Nationwide Debit Card System Planned in Canada
Nine Canadian banks are banding together to launch a nationwide debit card system next year.
Customers will be able to use their teller machine cards at point-of-sale terminals in supermarkets, liquor stores, and other retailers to pay for purchases by debiting their bank accounts.
Scaling the debit system up from regional to national is expected to cost about $100 million.
Expansion in Stages
The system will be expanded from Ottawa, where it is currently available, to Quebec and British Columbia in September. Eventually it will be spread throughout the country, according to Fred J. Harris, general manager of Interac, Canada's nationwide shared network.
Interac, which links about 13,000 teller machines from nine nationwide banks, will run the debit card system. Members in Interac include the nation's largest: Bank of Montreal, Canadian Imperial Bank Corp., Royal Bank of Canada, and Toronto Dominion.
Over the past few years, several Canadian banks have set up limited card programs in various parts of the country, but each program has been restricted to a single bank.
In the United States, some regional networks already offer debit-card service in their regions.
Better Focus for Banks
A national system will be easier to set up in Canada than in the United States. Most Canadian commercial banks are national in scope and Interac is the only shared network in the country. As a result, the banks can concentrate on marketing the service to retailers and building systems to capture transactions.
In the United States, Visa U.S.A. and MasterCard International have already both entered the debit card arena, and Shared regional networks are engaged in extensive talks to set up their own system.
All nine Canadian banks that belong to Interac have been participating in a year-long test of point-of-sale in the Ottawa region. Mr. Harris said that the pilot had exceeded expectations, spurring expansion.
By the end of the test, about 20% of Interac's transactions in the Ottawa region were originated in retail stores. Some retailers reported that as much as 10% of their own transactions were made with debit cards, he noted.
That is an extraordinarily high percentage by U.S. standards, where a successful POS program might be one in which 4% or 5% of transactions are made by debit.

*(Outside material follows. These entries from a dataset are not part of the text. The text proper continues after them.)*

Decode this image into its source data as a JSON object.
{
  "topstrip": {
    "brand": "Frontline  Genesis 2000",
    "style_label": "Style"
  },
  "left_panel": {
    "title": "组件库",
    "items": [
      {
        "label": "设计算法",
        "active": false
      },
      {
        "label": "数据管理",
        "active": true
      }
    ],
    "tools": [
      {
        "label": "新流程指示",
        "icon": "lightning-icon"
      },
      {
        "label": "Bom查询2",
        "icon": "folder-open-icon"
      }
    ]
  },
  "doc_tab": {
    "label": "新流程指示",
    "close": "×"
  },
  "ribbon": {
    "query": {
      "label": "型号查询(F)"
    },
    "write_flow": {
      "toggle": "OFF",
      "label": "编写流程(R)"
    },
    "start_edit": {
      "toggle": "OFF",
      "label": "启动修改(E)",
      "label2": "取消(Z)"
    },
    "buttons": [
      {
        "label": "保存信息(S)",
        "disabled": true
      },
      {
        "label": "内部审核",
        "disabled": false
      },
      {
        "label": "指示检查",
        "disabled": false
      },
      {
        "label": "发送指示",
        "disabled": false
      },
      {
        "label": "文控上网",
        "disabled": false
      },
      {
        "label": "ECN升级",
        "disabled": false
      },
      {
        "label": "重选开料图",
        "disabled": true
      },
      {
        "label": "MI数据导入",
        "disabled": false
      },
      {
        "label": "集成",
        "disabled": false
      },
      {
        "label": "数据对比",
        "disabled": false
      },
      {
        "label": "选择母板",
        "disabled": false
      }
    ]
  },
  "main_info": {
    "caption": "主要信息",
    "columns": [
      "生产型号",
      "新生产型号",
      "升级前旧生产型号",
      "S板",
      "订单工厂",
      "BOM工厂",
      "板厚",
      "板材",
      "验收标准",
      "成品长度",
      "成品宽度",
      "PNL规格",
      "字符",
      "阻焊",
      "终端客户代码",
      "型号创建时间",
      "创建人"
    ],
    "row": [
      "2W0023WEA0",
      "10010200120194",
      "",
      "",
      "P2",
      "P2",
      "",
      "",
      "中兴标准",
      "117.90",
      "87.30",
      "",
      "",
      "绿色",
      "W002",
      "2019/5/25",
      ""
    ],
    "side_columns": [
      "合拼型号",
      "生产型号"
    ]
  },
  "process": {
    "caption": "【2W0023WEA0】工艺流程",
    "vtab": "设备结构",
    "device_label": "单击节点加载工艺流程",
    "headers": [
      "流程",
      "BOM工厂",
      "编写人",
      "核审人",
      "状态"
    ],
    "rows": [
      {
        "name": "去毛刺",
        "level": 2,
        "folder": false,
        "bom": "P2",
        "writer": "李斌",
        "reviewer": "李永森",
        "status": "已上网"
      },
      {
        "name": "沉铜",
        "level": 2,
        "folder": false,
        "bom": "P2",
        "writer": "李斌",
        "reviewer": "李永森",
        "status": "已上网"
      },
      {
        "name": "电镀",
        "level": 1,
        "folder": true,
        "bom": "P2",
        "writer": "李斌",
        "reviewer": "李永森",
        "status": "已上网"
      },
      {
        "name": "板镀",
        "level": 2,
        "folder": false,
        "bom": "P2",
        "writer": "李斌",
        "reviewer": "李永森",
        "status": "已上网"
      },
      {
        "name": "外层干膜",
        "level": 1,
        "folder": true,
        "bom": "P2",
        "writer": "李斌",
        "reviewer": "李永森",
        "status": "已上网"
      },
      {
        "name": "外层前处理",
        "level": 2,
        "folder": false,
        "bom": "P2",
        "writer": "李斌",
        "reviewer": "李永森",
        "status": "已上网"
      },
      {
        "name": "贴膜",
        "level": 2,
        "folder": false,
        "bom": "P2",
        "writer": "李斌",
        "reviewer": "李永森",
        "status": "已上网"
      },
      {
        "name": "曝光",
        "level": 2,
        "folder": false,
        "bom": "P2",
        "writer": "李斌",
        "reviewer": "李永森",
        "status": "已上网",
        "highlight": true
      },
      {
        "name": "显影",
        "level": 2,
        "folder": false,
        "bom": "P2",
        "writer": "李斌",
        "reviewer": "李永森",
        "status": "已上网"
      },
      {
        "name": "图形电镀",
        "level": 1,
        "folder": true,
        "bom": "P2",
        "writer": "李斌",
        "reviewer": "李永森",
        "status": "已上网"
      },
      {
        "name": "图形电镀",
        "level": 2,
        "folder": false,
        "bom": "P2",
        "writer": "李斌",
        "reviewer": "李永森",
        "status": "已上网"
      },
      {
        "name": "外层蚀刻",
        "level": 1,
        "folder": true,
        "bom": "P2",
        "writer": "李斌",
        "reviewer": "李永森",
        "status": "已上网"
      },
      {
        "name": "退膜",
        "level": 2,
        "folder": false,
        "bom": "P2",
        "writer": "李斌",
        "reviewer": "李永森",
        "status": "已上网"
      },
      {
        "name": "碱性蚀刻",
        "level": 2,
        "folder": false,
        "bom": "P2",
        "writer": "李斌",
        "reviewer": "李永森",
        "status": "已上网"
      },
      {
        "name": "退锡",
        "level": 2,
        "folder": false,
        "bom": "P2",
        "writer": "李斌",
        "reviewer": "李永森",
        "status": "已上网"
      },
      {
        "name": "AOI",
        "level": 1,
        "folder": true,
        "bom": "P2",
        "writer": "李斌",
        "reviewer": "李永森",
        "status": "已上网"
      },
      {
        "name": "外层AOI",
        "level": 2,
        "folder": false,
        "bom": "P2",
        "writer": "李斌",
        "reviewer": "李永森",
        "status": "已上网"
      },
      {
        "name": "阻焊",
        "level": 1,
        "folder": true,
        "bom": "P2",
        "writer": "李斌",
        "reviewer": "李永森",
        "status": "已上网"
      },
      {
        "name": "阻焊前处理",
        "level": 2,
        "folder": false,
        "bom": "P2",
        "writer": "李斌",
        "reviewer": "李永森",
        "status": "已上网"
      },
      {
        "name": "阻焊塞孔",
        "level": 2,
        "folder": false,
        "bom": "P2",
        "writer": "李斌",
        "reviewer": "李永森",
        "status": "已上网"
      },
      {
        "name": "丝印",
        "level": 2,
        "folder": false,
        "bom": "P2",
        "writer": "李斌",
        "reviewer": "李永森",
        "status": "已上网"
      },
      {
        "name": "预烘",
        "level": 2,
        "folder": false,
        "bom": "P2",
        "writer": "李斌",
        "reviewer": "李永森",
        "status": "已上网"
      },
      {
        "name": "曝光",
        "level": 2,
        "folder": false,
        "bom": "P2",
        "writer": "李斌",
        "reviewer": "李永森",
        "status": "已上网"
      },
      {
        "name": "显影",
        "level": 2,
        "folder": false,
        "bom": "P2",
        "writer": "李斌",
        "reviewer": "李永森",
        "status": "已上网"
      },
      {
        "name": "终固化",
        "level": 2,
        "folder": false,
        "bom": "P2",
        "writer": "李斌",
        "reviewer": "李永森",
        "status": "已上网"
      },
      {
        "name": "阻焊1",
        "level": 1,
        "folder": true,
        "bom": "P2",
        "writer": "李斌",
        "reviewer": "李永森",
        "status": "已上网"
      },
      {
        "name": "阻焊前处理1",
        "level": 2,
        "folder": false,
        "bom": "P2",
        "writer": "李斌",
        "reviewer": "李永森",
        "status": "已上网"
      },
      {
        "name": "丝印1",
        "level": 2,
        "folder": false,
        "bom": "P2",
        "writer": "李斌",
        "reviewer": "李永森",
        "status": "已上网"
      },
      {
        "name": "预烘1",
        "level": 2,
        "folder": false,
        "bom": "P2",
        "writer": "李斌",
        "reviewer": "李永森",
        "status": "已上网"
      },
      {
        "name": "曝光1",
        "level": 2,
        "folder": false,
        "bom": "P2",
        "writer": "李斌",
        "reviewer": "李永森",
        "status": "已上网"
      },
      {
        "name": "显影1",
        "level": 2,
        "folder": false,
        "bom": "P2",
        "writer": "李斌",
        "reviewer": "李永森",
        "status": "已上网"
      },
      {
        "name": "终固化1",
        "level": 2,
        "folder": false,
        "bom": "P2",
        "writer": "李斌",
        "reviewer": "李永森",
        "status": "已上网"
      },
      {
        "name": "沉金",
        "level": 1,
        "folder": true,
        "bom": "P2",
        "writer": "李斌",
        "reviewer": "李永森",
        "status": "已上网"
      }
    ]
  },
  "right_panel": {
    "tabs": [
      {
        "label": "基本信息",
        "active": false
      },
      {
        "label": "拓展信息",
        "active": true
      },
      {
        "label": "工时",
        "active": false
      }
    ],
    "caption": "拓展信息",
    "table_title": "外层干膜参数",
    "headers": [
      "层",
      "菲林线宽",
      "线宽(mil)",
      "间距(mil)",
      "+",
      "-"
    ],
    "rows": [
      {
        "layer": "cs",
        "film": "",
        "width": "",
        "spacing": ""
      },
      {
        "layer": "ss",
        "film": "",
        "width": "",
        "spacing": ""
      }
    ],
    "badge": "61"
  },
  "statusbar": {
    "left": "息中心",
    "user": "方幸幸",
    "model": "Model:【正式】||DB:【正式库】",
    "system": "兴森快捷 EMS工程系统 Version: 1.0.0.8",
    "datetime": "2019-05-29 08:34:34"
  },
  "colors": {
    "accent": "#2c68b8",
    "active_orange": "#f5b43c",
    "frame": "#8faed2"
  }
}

One reason the service seemed to appeal to consumers so strongly is that Canadian grocery stores and liquor stores do not accept credit cards, according to Doreen Guthrie, project director, Consumers Association of Canada.